It’s a really strange thing when you start to deal with CMS vendors and understand the way that they do the things they do.
What do I mean?
I mean that it’s really interesting how they spend all of this time building products that are sold as newer/faster/better than what’s already out there in the status quo, but in reality, it’s just another layer of closed-source software that’s going to find ways to keep your institution locked into their tools for as long as possible.
That’s fine if you’re thinking about it from the perspective of profitability and trying to keep your company in business. But from the concept of having open information access and portability of data over a period of time, it’s the absolute worst idea ever.
Here’s an example:
In so many instances, I see situations where you have internal constituents such as faculty, staff or even students who avoid using the web site completely and create their own external things in open-source or free programs online such as Blogger or WordPress, because it’s easier for them to use and gives them rapid access without having to wade through the institutional bureaucracy.
I don’t think I blame them, even if from where I’ve sat, it can be a real pain to deal with that from a control of content perspective.
I guess there isn’t a real compelling financial interest for web design consultants to offer clients clear solutions, to charge a fixed fee for that and then to work together to deliver what they need from start to finish, irrespective of a need to lump additional services or other value-added ways to force the client to stay with you whether they like it or not.

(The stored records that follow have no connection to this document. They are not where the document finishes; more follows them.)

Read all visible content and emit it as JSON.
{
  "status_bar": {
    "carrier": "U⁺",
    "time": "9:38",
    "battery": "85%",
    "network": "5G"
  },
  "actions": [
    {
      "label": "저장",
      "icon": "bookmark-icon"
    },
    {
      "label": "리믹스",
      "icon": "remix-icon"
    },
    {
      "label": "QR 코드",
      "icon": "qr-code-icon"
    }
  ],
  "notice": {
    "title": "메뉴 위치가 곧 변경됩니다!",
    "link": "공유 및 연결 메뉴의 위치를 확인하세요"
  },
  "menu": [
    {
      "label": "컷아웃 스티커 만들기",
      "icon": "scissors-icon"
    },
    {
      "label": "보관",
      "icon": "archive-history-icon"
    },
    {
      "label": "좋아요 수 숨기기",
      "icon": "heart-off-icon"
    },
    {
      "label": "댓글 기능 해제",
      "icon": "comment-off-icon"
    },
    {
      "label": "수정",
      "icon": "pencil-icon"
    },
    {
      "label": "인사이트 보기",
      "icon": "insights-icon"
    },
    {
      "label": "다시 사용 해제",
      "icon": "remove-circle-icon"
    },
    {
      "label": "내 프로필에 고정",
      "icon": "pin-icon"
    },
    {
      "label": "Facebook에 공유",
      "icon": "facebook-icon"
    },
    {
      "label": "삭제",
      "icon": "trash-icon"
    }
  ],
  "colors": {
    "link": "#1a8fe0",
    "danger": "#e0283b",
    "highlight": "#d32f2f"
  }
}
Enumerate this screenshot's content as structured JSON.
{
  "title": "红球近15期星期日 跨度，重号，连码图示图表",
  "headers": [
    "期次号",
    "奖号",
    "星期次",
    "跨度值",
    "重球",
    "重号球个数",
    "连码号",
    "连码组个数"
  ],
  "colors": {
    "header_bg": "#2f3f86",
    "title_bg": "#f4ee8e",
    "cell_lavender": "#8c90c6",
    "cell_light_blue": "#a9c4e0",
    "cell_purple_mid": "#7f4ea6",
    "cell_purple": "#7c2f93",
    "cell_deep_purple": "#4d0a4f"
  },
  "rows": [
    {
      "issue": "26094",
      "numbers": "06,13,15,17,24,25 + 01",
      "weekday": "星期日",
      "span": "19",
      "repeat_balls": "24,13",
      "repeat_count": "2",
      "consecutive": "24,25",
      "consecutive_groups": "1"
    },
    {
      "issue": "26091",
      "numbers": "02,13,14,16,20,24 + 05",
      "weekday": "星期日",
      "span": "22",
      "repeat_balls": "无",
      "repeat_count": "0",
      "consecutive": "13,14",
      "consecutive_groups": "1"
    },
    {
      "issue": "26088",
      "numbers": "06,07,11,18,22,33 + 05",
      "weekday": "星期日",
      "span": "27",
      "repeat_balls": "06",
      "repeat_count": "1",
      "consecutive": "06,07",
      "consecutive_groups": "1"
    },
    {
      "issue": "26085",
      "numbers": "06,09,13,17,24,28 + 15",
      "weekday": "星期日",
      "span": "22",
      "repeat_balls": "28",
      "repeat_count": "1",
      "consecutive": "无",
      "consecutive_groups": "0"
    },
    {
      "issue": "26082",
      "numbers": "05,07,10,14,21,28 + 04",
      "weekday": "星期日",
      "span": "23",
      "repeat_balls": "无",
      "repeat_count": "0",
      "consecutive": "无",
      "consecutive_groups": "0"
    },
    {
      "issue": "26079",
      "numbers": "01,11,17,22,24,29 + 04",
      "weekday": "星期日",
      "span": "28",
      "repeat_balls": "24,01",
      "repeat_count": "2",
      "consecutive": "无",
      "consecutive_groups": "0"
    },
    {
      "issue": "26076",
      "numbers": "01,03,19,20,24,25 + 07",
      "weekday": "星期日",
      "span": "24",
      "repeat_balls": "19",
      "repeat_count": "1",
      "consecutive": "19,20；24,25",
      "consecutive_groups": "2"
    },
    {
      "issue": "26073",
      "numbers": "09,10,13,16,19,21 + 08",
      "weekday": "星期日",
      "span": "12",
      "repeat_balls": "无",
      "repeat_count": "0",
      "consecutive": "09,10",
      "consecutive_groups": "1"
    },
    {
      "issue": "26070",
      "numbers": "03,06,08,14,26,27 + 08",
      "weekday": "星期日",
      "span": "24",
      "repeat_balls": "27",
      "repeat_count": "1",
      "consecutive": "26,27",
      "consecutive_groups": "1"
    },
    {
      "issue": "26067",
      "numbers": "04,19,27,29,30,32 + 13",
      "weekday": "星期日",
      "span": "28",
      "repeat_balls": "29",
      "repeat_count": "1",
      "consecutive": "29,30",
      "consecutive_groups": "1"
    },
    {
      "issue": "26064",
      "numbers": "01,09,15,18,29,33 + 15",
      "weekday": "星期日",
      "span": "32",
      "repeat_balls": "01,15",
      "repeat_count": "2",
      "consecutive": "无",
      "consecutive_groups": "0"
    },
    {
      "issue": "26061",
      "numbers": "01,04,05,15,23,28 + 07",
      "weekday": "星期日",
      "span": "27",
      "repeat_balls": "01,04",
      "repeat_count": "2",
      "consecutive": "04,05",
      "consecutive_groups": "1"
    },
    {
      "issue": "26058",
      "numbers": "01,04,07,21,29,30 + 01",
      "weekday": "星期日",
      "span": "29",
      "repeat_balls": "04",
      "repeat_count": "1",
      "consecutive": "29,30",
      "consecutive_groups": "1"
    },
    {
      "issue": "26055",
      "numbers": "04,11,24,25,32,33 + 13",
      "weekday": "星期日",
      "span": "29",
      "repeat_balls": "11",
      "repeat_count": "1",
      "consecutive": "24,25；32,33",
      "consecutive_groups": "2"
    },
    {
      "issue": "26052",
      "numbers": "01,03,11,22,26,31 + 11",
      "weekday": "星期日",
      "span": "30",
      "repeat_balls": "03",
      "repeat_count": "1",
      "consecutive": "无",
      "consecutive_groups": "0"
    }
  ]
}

In other words, your web consulting firm shouldn’t be like your cell phone company.
If you communicate well, give people what they want, help them break down barriers and help them develop a product that’s going to have some lasting value, then you’ve done your job. Hopefully, they’ll tell their friends about it and you’ll get continual business. If not, well you learn and keep working with people and go from there.
But giving people a content management system for CMS sake with SO many options that already exist in the field that doesn’t do anything new, different or better than what’s already out there is maybe a great way to line your pockets, but it’s not really a sustainable way to help people manage their content.
To ask reasonably intelligent individuals who might even do this for a living to spend an inordinate amount of time becoming familiar with institutional corporate nomenclature for otherwise ordinary things that people in the status quo are using and employing everyday is just another way to increase the barriers to entry for institutional folks are able to do things that their ordinary friends do. Meaning they’ll take your flashy new CMS with all of its xyz-million features and just go around it to do all of the stuff they were going to do before in the tools they know how to use.
You can teach them, you can invest time to train them and the fact is, the gargantuan investment of time involved is unlikely to be recouped in the long run.
Mimicking the flawed institutional problems that plague higher ed in the way we deliver web development and strategic services to them will not improve the minefield. It does give those willing to detach from it, an opportunity to thrive.